• ABOUT THIS TASK: All entries below are to be retyped in full, precisely as they appear.
_ _ _ _ _
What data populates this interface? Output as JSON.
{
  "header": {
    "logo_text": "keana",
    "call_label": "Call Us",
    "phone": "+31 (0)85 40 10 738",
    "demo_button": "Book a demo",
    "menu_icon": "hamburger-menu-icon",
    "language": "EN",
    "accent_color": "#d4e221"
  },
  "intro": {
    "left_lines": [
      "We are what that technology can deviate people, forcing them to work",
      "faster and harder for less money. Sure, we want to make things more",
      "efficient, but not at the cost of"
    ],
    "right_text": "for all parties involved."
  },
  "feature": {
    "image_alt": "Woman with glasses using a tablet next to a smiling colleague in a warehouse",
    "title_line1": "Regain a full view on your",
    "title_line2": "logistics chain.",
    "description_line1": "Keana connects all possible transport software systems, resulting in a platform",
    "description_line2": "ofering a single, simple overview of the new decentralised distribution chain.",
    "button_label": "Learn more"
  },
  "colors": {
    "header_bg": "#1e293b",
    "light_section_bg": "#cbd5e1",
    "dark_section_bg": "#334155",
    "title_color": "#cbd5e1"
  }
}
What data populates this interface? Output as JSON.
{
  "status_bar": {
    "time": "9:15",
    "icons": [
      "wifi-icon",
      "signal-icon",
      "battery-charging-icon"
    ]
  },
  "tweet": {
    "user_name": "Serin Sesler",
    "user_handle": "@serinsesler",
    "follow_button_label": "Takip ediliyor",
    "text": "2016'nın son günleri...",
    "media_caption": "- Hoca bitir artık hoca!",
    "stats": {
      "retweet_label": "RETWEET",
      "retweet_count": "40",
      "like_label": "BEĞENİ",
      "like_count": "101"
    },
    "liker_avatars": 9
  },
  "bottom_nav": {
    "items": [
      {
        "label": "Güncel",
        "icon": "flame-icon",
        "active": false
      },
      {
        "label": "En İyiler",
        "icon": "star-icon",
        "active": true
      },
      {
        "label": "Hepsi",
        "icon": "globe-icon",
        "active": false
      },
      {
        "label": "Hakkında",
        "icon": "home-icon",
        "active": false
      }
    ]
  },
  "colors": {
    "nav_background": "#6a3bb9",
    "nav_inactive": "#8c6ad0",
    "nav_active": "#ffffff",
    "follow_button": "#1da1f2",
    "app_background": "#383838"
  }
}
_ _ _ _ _
• ANSWER BOX:
What data populates this interface? Output as JSON.
{
  "header": {
    "logo_text": "keana",
    "call_label": "Call Us",
    "phone": "+31 (0)85 40 10 738",
    "demo_button": "Book a demo",
    "menu_icon": "hamburger-menu-icon",
    "language": "EN",
    "accent_color": "#d4e221"
  },
  "intro": {
    "left_lines": [
      "We are what that technology can deviate people, forcing them to work",
      "faster and harder for less money. Sure, we want to make things more",
      "efficient, but not at the cost of"
    ],
    "right_text": "for all parties involved."
  },
  "feature": {
    "image_alt": "Woman with glasses using a tablet next to a smiling colleague in a warehouse",
    "title_line1": "Regain a full view on your",
    "title_line2": "logistics chain.",
    "description_line1": "Keana connects all possible transport software systems, resulting in a platform",
    "description_line2": "ofering a single, simple overview of the new decentralised distribution chain.",
    "button_label": "Learn more"
  },
  "colors": {
    "header_bg": "#1e293b",
    "light_section_bg": "#cbd5e1",
    "dark_section_bg": "#334155",
    "title_color": "#cbd5e1"
  }
}
What data populates this interface? Output as JSON.
{
  "status_bar": {
    "time": "9:15",
    "icons": [
      "wifi-icon",
      "signal-icon",
      "battery-charging-icon"
    ]
  },
  "tweet": {
    "user_name": "Serin Sesler",
    "user_handle": "@serinsesler",
    "follow_button_label": "Takip ediliyor",
    "text": "2016'nın son günleri...",
    "media_caption": "- Hoca bitir artık hoca!",
    "stats": {
      "retweet_label": "RETWEET",
      "retweet_count": "40",
      "like_label": "BEĞENİ",
      "like_count": "101"
    },
    "liker_avatars": 9
  },
  "bottom_nav": {
    "items": [
      {
        "label": "Güncel",
        "icon": "flame-icon",
        "active": false
      },
      {
        "label": "En İyiler",
        "icon": "star-icon",
        "active": true
      },
      {
        "label": "Hepsi",
        "icon": "globe-icon",
        "active": false
      },
      {
        "label": "Hakkında",
        "icon": "home-icon",
        "active": false
      }
    ]
  },
  "colors": {
    "nav_background": "#6a3bb9",
    "nav_inactive": "#8c6ad0",
    "nav_active": "#ffffff",
    "follow_button": "#1da1f2",
    "app_background": "#383838"
  }
}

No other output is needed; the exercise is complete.